* Task to complete *
Each line from the one containing "What's the underlying" through the final line of the records is to be repeated exactly, with no additions.

* Provided records *
-=-=-
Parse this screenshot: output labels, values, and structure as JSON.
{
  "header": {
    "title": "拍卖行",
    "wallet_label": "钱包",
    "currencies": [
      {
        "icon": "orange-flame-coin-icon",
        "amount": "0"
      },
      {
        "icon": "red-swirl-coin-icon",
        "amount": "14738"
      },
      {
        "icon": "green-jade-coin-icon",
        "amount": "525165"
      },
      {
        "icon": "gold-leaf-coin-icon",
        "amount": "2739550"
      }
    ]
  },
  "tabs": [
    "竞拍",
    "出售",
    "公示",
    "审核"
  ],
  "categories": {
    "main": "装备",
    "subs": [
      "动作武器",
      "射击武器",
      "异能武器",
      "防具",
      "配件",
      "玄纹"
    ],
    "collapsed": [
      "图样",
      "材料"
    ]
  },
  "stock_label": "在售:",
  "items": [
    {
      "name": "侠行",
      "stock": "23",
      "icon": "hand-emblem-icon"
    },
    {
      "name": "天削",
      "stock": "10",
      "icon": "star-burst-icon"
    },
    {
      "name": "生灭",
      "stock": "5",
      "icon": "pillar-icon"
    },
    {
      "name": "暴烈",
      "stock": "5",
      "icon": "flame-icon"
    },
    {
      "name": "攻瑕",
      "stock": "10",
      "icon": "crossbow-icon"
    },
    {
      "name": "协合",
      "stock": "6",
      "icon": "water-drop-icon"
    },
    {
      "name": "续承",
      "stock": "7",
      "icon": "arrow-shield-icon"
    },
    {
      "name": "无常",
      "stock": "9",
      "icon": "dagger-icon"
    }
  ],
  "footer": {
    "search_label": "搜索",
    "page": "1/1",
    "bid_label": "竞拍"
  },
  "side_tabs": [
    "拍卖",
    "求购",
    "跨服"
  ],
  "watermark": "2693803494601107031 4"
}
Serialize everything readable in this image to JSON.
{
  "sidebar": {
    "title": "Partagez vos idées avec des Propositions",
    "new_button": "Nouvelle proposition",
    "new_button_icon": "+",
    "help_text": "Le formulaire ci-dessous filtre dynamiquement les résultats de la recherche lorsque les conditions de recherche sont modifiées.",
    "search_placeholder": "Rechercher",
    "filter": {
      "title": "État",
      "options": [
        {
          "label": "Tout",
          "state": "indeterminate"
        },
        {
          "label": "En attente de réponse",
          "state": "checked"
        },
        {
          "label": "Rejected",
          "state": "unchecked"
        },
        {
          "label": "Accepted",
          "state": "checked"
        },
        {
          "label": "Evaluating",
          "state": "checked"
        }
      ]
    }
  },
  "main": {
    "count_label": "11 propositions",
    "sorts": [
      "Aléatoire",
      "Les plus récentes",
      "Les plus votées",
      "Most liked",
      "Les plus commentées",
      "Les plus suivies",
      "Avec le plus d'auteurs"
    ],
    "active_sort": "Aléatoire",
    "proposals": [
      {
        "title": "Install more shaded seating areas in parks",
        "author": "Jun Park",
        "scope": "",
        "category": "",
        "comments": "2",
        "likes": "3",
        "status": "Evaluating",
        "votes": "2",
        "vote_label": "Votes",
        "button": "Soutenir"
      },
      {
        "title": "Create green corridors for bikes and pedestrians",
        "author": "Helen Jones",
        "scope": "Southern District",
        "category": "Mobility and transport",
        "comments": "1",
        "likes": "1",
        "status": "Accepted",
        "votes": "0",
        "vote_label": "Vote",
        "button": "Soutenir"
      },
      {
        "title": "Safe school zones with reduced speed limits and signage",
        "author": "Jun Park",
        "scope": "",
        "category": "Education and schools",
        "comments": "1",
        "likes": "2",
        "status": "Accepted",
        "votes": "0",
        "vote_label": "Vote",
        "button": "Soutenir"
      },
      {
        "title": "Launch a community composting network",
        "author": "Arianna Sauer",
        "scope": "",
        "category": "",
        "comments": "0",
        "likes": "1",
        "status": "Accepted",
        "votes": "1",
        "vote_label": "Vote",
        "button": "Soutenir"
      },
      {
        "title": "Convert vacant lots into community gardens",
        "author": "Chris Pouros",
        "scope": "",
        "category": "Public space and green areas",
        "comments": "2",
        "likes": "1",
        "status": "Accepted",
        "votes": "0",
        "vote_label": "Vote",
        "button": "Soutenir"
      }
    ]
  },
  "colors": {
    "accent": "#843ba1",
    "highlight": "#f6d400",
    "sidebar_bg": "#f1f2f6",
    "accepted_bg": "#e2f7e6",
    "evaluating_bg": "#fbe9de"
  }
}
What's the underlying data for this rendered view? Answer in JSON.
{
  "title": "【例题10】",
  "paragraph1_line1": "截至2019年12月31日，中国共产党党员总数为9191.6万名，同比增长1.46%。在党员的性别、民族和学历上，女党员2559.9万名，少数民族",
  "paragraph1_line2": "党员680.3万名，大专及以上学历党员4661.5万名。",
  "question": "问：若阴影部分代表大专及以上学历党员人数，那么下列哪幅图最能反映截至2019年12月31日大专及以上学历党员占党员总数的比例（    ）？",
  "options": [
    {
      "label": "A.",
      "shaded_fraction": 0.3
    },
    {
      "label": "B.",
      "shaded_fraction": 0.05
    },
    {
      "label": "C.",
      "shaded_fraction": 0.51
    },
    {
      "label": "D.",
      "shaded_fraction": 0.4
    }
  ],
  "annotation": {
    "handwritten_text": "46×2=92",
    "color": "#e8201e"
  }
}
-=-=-
* Exercise result *
What's the underlying data for this rendered view? Answer in JSON.
{
  "title": "【例题10】",
  "paragraph1_line1": "截至2019年12月31日，中国共产党党员总数为9191.6万名，同比增长1.46%。在党员的性别、民族和学历上，女党员2559.9万名，少数民族",
  "paragraph1_line2": "党员680.3万名，大专及以上学历党员4661.5万名。",
  "question": "问：若阴影部分代表大专及以上学历党员人数，那么下列哪幅图最能反映截至2019年12月31日大专及以上学历党员占党员总数的比例（    ）？",
  "options": [
    {
      "label": "A.",
      "shaded_fraction": 0.3
    },
    {
      "label": "B.",
      "shaded_fraction": 0.05
    },
    {
      "label": "C.",
      "shaded_fraction": 0.51
    },
    {
      "label": "D.",
      "shaded_fraction": 0.4
    }
  ],
  "annotation": {
    "handwritten_text": "46×2=92",
    "color": "#e8201e"
  }
}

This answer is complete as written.